Exercise directions:
Where does the word "JSON" show up in the data? Please find each such line and copy it.

Start of Dataset records

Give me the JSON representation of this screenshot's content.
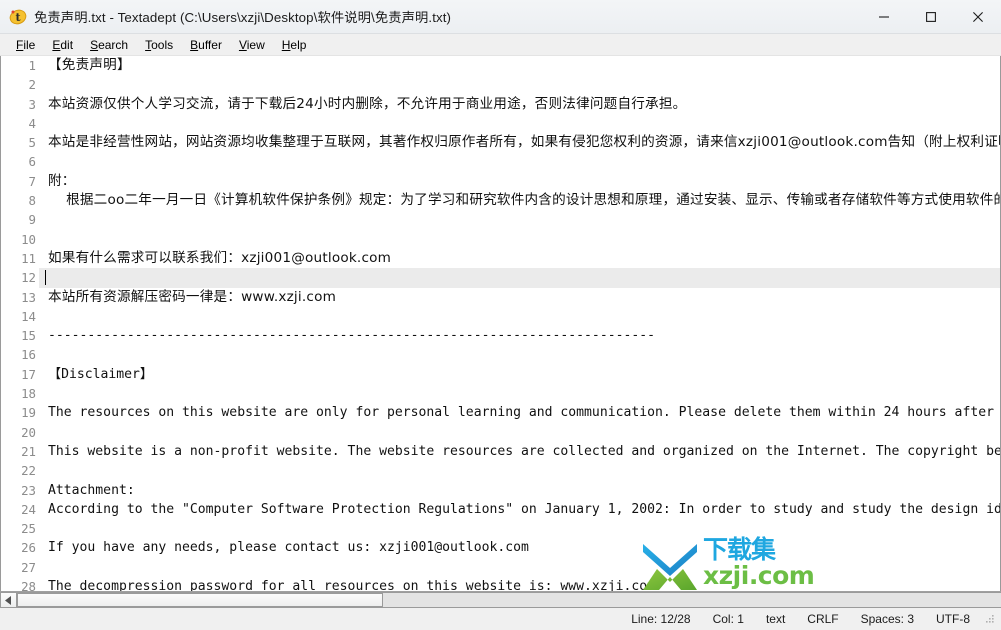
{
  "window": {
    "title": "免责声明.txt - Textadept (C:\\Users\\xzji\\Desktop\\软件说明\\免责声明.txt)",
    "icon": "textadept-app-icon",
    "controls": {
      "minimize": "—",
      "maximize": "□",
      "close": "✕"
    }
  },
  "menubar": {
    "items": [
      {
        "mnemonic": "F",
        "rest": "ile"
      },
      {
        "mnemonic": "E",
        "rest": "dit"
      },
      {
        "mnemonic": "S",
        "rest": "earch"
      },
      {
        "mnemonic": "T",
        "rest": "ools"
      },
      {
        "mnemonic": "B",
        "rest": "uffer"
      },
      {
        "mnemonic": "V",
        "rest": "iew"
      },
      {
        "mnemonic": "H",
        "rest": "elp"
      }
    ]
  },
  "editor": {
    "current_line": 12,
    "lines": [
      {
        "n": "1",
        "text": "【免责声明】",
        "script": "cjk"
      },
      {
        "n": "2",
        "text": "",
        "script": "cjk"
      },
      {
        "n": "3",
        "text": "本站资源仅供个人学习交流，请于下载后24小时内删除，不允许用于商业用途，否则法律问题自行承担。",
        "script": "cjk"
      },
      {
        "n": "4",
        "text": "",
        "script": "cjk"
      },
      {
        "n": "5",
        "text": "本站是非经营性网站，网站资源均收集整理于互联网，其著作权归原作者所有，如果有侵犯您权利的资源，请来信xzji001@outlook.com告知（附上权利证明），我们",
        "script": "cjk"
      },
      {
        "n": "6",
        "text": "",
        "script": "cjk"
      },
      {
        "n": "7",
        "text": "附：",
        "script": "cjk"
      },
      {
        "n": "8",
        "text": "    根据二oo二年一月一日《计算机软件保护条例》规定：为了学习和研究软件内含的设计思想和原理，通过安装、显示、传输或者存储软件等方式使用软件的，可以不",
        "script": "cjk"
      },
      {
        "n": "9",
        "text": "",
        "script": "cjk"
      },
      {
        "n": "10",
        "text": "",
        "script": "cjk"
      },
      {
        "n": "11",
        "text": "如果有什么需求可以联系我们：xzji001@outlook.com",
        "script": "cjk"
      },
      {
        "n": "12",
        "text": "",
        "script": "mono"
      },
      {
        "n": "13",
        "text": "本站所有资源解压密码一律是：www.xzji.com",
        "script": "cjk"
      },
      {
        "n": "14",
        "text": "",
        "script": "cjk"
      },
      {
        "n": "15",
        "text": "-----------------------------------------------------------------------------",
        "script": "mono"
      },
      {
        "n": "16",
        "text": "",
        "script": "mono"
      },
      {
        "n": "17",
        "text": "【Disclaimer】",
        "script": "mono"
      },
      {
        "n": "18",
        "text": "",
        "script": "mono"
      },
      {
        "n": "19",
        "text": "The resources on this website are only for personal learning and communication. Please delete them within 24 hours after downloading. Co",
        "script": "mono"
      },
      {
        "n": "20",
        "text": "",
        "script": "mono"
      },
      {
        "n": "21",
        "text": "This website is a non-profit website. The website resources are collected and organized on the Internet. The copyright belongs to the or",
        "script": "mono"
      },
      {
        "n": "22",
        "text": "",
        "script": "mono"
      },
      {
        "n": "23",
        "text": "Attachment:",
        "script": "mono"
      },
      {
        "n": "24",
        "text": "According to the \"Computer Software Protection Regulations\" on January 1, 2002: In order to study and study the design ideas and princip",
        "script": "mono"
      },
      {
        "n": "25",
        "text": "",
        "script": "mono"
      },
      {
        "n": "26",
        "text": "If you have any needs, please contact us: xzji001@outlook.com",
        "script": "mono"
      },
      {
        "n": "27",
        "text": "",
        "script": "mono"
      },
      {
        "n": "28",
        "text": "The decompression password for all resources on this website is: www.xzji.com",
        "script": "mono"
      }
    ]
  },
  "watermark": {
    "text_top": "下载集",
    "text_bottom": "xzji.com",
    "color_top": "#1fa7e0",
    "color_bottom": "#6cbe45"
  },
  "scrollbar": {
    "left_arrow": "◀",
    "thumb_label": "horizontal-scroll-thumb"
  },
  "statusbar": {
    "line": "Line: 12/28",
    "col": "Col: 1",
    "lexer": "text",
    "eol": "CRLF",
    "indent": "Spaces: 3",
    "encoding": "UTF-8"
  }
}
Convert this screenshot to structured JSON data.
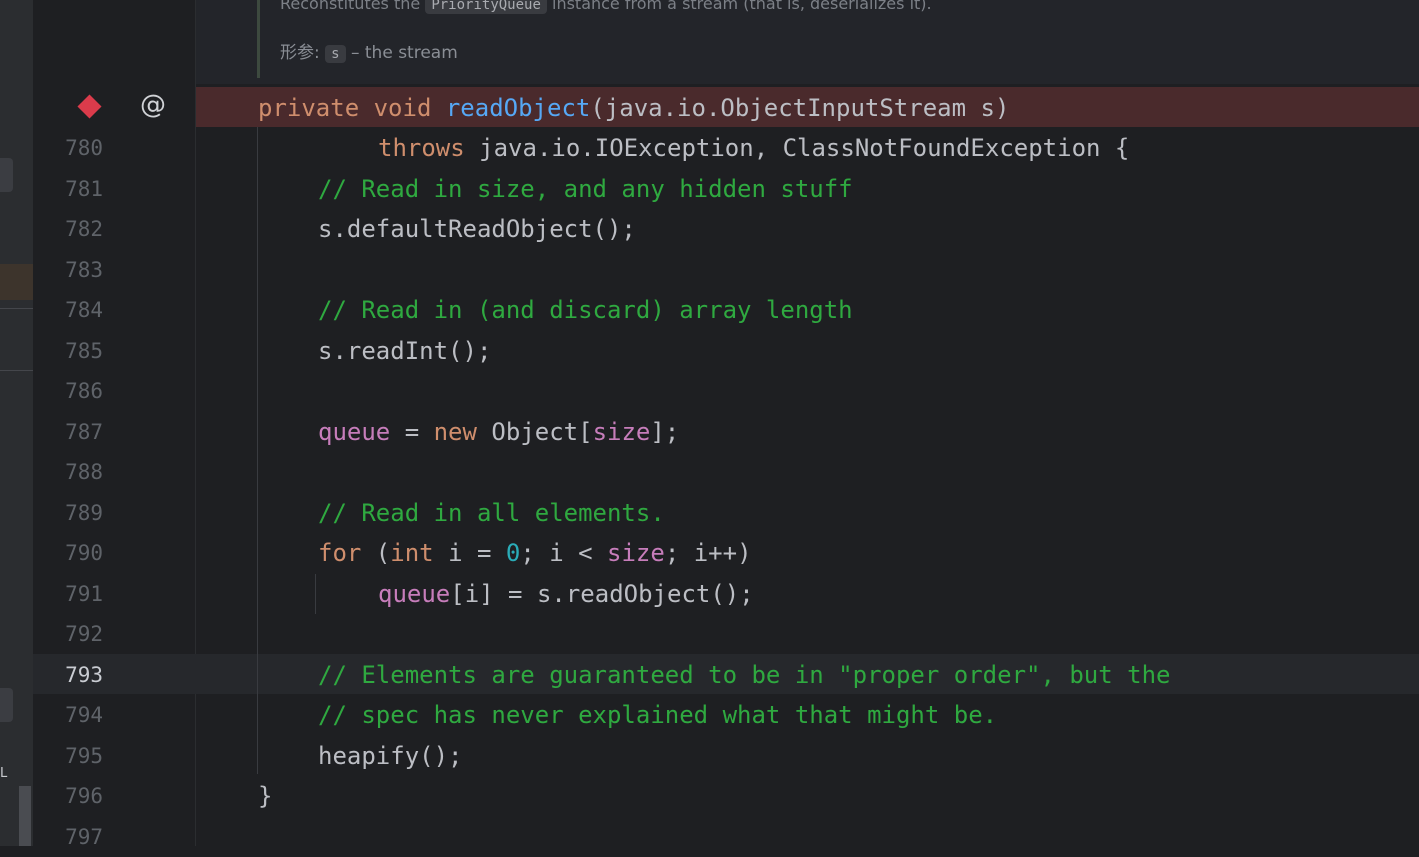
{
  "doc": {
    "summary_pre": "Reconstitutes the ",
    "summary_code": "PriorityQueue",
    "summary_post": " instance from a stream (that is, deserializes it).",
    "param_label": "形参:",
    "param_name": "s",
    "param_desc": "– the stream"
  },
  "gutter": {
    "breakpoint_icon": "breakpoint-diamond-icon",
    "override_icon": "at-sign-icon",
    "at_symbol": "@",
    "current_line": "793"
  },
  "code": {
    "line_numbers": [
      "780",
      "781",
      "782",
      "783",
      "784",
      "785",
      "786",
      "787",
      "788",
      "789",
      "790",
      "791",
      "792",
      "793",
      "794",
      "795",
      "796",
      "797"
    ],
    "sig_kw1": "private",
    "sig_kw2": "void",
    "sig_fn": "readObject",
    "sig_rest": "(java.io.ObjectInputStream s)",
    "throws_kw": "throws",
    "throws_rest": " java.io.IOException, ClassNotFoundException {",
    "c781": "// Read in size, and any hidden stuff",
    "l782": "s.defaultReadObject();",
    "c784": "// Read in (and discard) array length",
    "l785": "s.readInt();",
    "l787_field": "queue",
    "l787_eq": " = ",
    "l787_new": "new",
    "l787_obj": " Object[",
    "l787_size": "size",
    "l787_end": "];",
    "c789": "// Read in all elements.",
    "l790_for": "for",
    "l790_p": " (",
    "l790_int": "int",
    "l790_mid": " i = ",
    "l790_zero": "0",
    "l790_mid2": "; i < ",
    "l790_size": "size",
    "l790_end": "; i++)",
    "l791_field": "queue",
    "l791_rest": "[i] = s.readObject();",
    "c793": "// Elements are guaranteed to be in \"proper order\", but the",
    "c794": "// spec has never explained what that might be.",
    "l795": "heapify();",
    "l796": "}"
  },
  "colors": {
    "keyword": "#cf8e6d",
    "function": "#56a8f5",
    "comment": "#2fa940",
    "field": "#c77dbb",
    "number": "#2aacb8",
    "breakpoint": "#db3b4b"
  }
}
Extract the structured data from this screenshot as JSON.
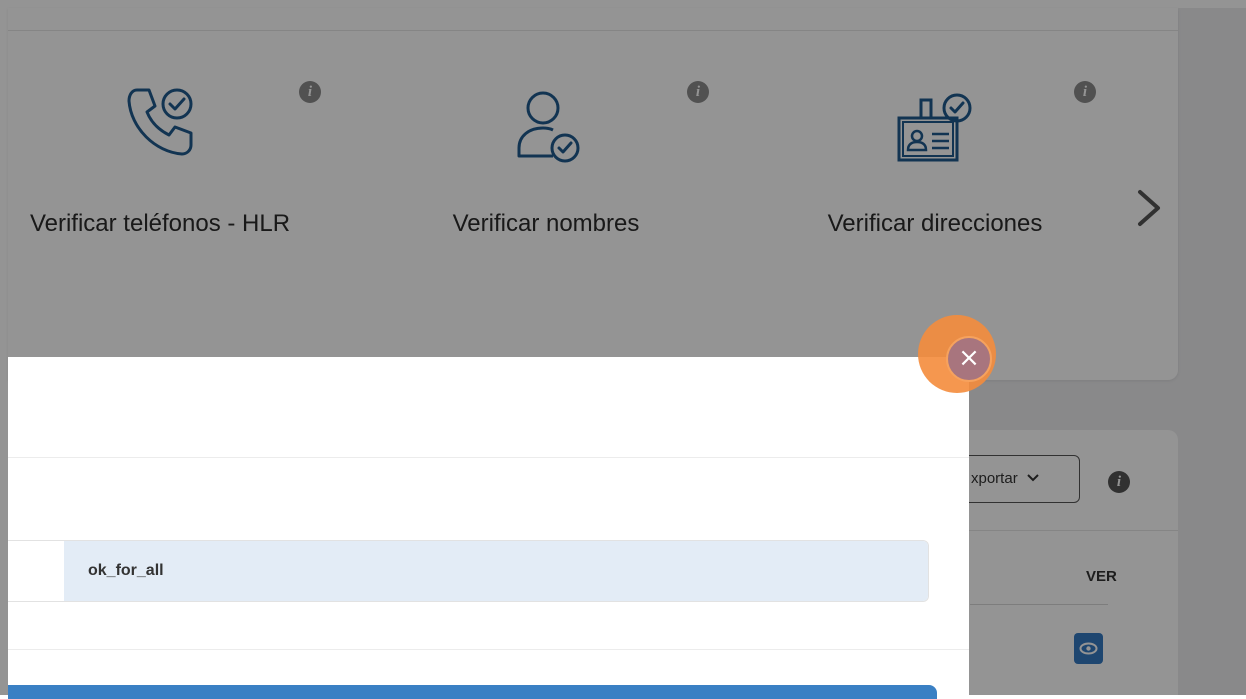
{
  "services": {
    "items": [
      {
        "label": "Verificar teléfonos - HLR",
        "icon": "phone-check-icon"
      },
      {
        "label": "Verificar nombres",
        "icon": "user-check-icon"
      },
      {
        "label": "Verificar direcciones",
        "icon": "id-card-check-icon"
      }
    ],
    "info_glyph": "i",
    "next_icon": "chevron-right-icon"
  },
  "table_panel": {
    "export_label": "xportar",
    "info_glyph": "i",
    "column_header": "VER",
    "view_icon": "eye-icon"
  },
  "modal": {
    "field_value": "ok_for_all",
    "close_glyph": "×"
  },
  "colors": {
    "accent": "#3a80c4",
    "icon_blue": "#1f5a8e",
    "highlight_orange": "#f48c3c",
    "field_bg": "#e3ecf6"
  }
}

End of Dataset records

Output of the exercise:
Give me the JSON representation of this screenshot's content.
Convert this screenshot to structured JSON data.
Extract the structured data from this screenshot as JSON.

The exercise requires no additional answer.